As universities expand, concern about falling standards is inevitable. Falling standards are not inevitable, but concern is. And we would hope that universities, before they expand, put measures in place to ensure standards are maintained: we need to be able to rely on the quality of graduates. They are going to teach our children, nurse our sick, prepare our tax returns.
But universities and government are rightly concerned about falling standards even before the next big expansion. This is because the secret universities never tell is that standards have been falling for some time - not in all universities, but in plenty.

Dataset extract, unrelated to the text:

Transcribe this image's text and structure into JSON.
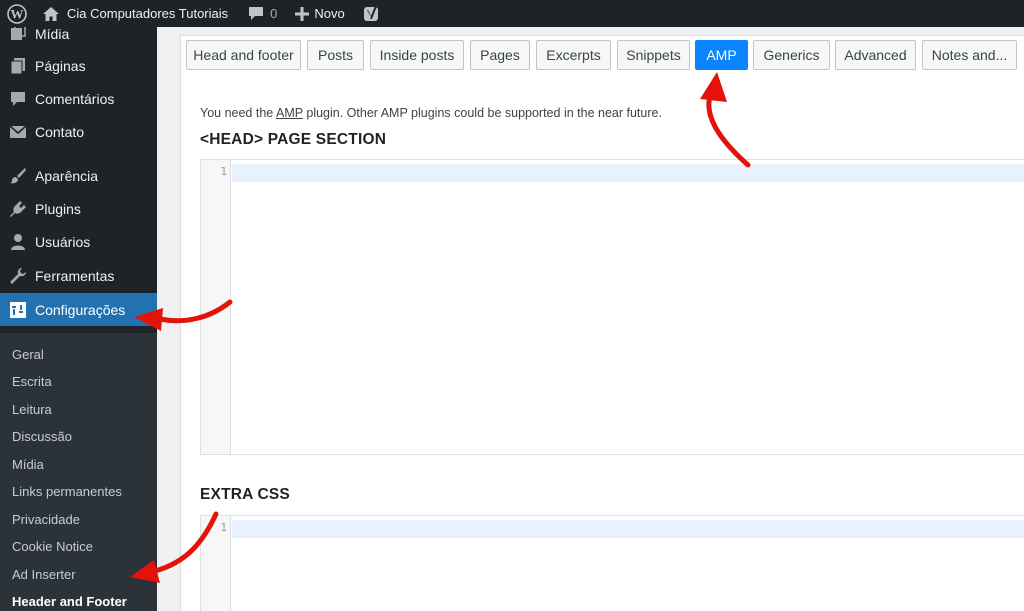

There is a problem with the fact that they won't say this. The government and the public deserves to know when there is a problem and government needs at least the opportunity to provide the funding to fix it. Naturally, the reason universities won't say that standards are falling is because that would be bad marketing. So academic standards and the reliability of graduates are sacrificed to universities' ability to attract fee income. If we're honest, everyone knew that it would happen as the whole system was gradually commodified. Everyone that is except the few who were convinced a bit of market competition would drive standards up: it is clear it has achieved the opposite.
In this system these massive mistakes seem only to be outdone by the ludicrous solutions. We have falling standards because universities will lower entrance scores to attract fees and 50% of teaching is done by casual staff with no capacity to review curriculum and who don't get paid enough to provide the additional support students need. Those with more permanent jobs are worked so hard they can't fix any problems either. And fewer and fewer of those people have sufficient job security to either feel motivated or safe enough to make a difference.
But instead of fixing the causes of falling standards, the discipline with the relentless desire to measure things decided to define standards. The standards project might be a good one, I don't know, but it sounds to me like a good way to make sure knowledge doesn't progress or change for a while.
Another example. The need to quantify everything in sight has meant academics have been getting promoted on the quantity, not quality of their publications and so there end up being lots of crap ones. But instead of fixing this simple problem, a thousand additional problems are created by ranking the journals (rank them one year and by the next year the ranking is true - and then the real trouble starts). Instead of valuing new knowledge, surely the purpose of research, we ask universities to keep the knowledge they pursue in areas of research defined by numeric codes and require academics to keep track of every little thing they do against those codes. All this instead of getting on with working on new knowledge that doesn't have a code yet.
It is enough to make you tear out your hair. When the solutions are more terrifying than the problems we should consider ourselves to be in very big trouble. Not start squabbling about exactly how to measure the next immeasurable thing.
I'm considering making this my email signature: you don't get quality by measuring it.